mrsjay Wed 06-Feb-13 08:53:10

when dd was about 4 we went away for a long weekend we told MIL we were visiting my relatives or she would want to come and 'help' us with dd1 this was her reason for wanting to come EVERYWHERE with us, she was a lovely lady just really forward,

fluffyraggies Wed 06-Feb-13 08:55:21

The more the merrier OP wink

You've described the pattern perfectly lifesaved.

I think it's a rare person who could manage to join an outing or holiday without making any changes to it at all.

Which is why you don't invite yourself on other peoples trips.

I'm now seriously worrying i'll somehow loose my social awareness when my kids have kids .....

LadyClariceCannockMonty Wed 06-Feb-13 09:00:08

That's so rude, and it's not fair of her to use emotional blackmail by bringing the cousin.

I'd say sorry but this is our trip, the four of us only – we'll organise another visit to London or somewhere soon and you and cousin can come then.

mrsjay Wed 06-Feb-13 09:13:58

I dont think it is rude as such she wants to see her grandson on his birthday but normally when an extra person tags along on these days out it is such a faff as they always want to do something else or the 5 minute coffee stops it changes the whole day out ime,

TheDoctrineOfSciAndNatureClub Wed 06-Feb-13 09:14:57

It really isn't rude to say "we want to do something as a family"

OP, you have the cousin complication so go along with it this time but afterwards please get DH to say to MIL that you had planned it for just the four of you and not to mention things like this to the cousin in future without asking first (and I mean asking - not checking,not telling, asking!)

TobyLerone Wed 06-Feb-13 09:21:17

Some of you are really nasty pieces of work.

DontmindifIdo Wed 06-Feb-13 09:29:45

ooooh, the cousin she's bringing, are they much younger than your DS's?

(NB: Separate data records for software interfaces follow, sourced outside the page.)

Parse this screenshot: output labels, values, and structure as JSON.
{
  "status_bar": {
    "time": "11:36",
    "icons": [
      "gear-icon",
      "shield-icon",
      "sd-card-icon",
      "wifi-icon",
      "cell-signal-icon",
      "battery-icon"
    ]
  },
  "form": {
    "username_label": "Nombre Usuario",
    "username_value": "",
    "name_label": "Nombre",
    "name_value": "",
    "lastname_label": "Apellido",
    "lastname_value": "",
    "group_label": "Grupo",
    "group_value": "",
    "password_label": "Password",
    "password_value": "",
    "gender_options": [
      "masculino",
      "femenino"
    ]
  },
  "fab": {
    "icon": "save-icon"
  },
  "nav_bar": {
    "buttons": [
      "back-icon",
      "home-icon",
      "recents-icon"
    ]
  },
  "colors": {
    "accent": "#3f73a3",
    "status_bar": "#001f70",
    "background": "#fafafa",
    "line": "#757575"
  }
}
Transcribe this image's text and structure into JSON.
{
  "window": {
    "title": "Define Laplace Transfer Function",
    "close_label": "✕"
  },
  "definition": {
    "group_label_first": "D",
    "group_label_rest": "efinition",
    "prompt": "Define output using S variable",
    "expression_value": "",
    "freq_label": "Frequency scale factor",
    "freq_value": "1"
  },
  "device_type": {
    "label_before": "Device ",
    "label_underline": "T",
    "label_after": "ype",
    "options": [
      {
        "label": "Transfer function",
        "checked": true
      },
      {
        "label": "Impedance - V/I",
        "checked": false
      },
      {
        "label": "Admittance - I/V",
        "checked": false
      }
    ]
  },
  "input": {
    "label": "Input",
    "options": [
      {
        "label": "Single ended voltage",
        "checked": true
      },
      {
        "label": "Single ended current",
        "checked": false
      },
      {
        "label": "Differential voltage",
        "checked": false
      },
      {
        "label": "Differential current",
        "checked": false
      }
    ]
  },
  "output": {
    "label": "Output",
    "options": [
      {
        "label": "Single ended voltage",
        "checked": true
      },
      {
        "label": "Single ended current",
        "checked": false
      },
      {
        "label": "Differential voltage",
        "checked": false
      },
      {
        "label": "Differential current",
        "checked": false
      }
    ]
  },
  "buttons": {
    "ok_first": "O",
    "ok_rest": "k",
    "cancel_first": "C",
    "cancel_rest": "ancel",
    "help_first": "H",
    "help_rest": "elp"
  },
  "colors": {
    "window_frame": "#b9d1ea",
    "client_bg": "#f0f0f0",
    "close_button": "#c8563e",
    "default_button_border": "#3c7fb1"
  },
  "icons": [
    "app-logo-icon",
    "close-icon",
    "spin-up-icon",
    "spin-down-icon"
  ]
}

Perfect excuse time! Call and say that you are planning to do things that DS wants as it's his birthday treat and it might be a bit much for younger cousin, but you really don't think it's fair to tell DS he can't do what you've planned on his birthday treat because his cousin will be there so would she mind missing out on this one and you'll arrange to see them another time when you can do something more suitable for all the children?

Stress it's just that you don't think it would be fair to stop DS's treats. She might think you're over worrying and try to say that cousin will cope but keep saying things like "oh but he'll be bored, do you really want to spend £X on train fairs and museum costs just to drag a grumpy bored child around? That sounds like a really bad day for you. I just think it's going to be an expensive disaster."

DontmindifIdo Wed 06-Feb-13 09:36:23

oh, just seen the cousin is 5 and your youngest is 6 - you can still push the "this is our plan and I dont think cousin will like it" angle. Or get DH to call back and say that you've thought about it, and you'd rather keep it to just the 4 of you as DS has specific things he wants to see/do as it's his birthday treat and while your other DS understands it's his brother's day so he has to fit round him, it's hard to tell cousin that too.

offer a day out for them all near your MIL in a few weeks time. BTW - you know you'll end up just looking after said cousin all day as well, don't you?

Join the discussion

Join the discussion

Registering is free, easy, and means you can join in the discussion, get discounts, win prizes and lots more.

Register now